The mind thus turned in upon itself, and constantly occupied with a haunting anxiety which it dared not reveal, or confide to any human breast, became daily more excited; and, of course, more vividly impressible, by a system of attack which operated through the nervous system; and in this state he was destined to sustain, with increasing frequency, the stealthy visitations of that apparition, which from the first had seemed to possess so unearthly and terrible a hold upon his imagination.

......

It was about this time that Captain Barton called upon the then celebrated preacher, Doctor Macklin, with whom he had a slight acquaintance; and an extraordinary conversation ensued. The divine was seated in his chambers in college, surrounded with works upon his favourite pursuit and deep in theology, when Barton was announced. There was something at once embarrassed and excited in his manner, which, along with his wan and haggard countenance, impressed the student with the unpleasant consciousness that his visitor must have recently suffered terribly indeed to account for an alteration so striking, so shocking.

After the usual interchange of polite greeting, and a few commonplace remarks, Captain Barton, who obviously perceived the surprise which his visit had excited, and which Doctor Macklin was unable wholly to conceal, interrupted a brief pause by remarking,—

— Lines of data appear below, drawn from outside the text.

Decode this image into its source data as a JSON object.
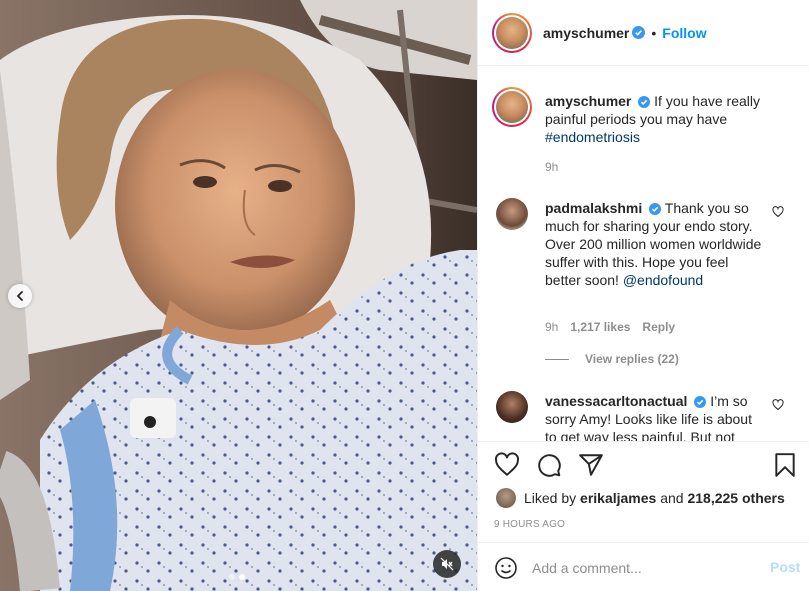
{
  "post": {
    "username": "amyschumer",
    "follow_label": "Follow",
    "dot": "•",
    "caption_text": "If you have really painful periods you may have",
    "caption_hashtag": "#endometriosis",
    "caption_time": "9h"
  },
  "comments": [
    {
      "username": "padmalakshmi",
      "text": "Thank you so much for sharing your endo story. Over 200 million women worldwide suffer with this. Hope you feel better soon!",
      "mention": "@endofound",
      "time": "9h",
      "likes": "1,217 likes",
      "reply_label": "Reply",
      "view_replies": "View replies (22)"
    },
    {
      "username": "vanessacarltonactual",
      "text": "I’m so sorry Amy! Looks like life is about to get way less painful. But not"
    }
  ],
  "likes": {
    "prefix": "Liked by",
    "user": "erikaljames",
    "and": "and",
    "others": "218,225 others"
  },
  "timestamp": "9 HOURS AGO",
  "comment_box": {
    "placeholder": "Add a comment...",
    "post_label": "Post"
  },
  "icons": {
    "verified": "verified-badge-icon",
    "heart": "heart-icon",
    "comment": "comment-icon",
    "share": "share-icon",
    "bookmark": "bookmark-icon",
    "emoji": "emoji-icon",
    "prev": "chevron-left-icon",
    "mute": "mute-icon"
  },
  "colors": {
    "accent": "#0095f6",
    "verified": "#3897f0",
    "secondary_text": "#8e8e8e",
    "link": "#00376b"
  },
  "carousel": {
    "slides": 2,
    "active": 2
  }
}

“This is a strange call, Doctor Macklin, perhaps scarcely warranted by an acquaintance so slight as mine with you. I should not, under ordinary circumstances, have ventured to disturb you, but my visit is neither an idle nor impertinent intrusion. I am sure you will not so account it, when—”

Doctor Macklin interrupted him with assurances, such as good breeding suggested, and Barton resumed,—